The response must restate the data exactly, with nothing left out.

(Source information)

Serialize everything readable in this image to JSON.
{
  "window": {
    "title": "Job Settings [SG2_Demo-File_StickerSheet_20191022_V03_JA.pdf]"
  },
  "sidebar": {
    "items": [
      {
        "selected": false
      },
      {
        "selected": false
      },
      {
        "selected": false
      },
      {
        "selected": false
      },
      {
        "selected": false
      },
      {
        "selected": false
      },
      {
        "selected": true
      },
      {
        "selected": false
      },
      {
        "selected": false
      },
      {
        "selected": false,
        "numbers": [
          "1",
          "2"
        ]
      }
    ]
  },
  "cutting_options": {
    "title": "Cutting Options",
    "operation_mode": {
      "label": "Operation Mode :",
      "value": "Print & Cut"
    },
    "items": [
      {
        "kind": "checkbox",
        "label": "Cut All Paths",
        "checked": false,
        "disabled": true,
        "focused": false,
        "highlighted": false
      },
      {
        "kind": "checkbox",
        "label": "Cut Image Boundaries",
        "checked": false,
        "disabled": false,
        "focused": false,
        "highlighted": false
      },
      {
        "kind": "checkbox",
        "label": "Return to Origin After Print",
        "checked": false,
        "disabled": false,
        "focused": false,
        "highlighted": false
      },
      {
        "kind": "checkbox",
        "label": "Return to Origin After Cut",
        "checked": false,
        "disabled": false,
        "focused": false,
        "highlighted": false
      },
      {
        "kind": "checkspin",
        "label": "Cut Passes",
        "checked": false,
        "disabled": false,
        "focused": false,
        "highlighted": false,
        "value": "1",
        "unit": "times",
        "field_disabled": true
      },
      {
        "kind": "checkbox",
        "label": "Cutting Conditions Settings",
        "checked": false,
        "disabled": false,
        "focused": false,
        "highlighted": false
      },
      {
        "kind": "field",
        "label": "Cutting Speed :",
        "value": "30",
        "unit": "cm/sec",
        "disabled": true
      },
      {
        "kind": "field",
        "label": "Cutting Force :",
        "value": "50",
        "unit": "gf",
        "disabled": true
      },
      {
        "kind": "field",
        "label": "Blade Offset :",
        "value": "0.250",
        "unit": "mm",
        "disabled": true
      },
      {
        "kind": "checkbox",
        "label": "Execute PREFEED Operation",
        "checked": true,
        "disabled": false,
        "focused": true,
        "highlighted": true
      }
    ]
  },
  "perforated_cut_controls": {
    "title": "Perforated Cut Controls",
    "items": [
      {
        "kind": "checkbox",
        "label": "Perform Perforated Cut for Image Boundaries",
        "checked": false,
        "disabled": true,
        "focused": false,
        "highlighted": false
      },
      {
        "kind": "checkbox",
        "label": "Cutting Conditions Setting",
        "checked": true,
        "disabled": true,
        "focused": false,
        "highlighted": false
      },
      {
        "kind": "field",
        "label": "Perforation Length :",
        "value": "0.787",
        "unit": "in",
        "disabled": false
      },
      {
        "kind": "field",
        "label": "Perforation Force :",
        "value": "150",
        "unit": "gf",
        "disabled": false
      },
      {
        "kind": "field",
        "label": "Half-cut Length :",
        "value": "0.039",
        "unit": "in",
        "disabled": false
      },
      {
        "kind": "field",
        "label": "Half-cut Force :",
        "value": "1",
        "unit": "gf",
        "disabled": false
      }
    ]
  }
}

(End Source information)

Reply:
Serialize everything readable in this image to JSON.
{
  "window": {
    "title": "Job Settings [SG2_Demo-File_StickerSheet_20191022_V03_JA.pdf]"
  },
  "sidebar": {
    "items": [
      {
        "selected": false
      },
      {
        "selected": false
      },
      {
        "selected": false
      },
      {
        "selected": false
      },
      {
        "selected": false
      },
      {
        "selected": false
      },
      {
        "selected": true
      },
      {
        "selected": false
      },
      {
        "selected": false
      },
      {
        "selected": false,
        "numbers": [
          "1",
          "2"
        ]
      }
    ]
  },
  "cutting_options": {
    "title": "Cutting Options",
    "operation_mode": {
      "label": "Operation Mode :",
      "value": "Print & Cut"
    },
    "items": [
      {
        "kind": "checkbox",
        "label": "Cut All Paths",
        "checked": false,
        "disabled": true,
        "focused": false,
        "highlighted": false
      },
      {
        "kind": "checkbox",
        "label": "Cut Image Boundaries",
        "checked": false,
        "disabled": false,
        "focused": false,
        "highlighted": false
      },
      {
        "kind": "checkbox",
        "label": "Return to Origin After Print",
        "checked": false,
        "disabled": false,
        "focused": false,
        "highlighted": false
      },
      {
        "kind": "checkbox",
        "label": "Return to Origin After Cut",
        "checked": false,
        "disabled": false,
        "focused": false,
        "highlighted": false
      },
      {
        "kind": "checkspin",
        "label": "Cut Passes",
        "checked": false,
        "disabled": false,
        "focused": false,
        "highlighted": false,
        "value": "1",
        "unit": "times",
        "field_disabled": true
      },
      {
        "kind": "checkbox",
        "label": "Cutting Conditions Settings",
        "checked": false,
        "disabled": false,
        "focused": false,
        "highlighted": false
      },
      {
        "kind": "field",
        "label": "Cutting Speed :",
        "value": "30",
        "unit": "cm/sec",
        "disabled": true
      },
      {
        "kind": "field",
        "label": "Cutting Force :",
        "value": "50",
        "unit": "gf",
        "disabled": true
      },
      {
        "kind": "field",
        "label": "Blade Offset :",
        "value": "0.250",
        "unit": "mm",
        "disabled": true
      },
      {
        "kind": "checkbox",
        "label": "Execute PREFEED Operation",
        "checked": true,
        "disabled": false,
        "focused": true,
        "highlighted": true
      }
    ]
  },
  "perforated_cut_controls": {
    "title": "Perforated Cut Controls",
    "items": [
      {
        "kind": "checkbox",
        "label": "Perform Perforated Cut for Image Boundaries",
        "checked": false,
        "disabled": true,
        "focused": false,
        "highlighted": false
      },
      {
        "kind": "checkbox",
        "label": "Cutting Conditions Setting",
        "checked": true,
        "disabled": true,
        "focused": false,
        "highlighted": false
      },
      {
        "kind": "field",
        "label": "Perforation Length :",
        "value": "0.787",
        "unit": "in",
        "disabled": false
      },
      {
        "kind": "field",
        "label": "Perforation Force :",
        "value": "150",
        "unit": "gf",
        "disabled": false
      },
      {
        "kind": "field",
        "label": "Half-cut Length :",
        "value": "0.039",
        "unit": "in",
        "disabled": false
      },
      {
        "kind": "field",
        "label": "Half-cut Force :",
        "value": "1",
        "unit": "gf",
        "disabled": false
      }
    ]
  }
}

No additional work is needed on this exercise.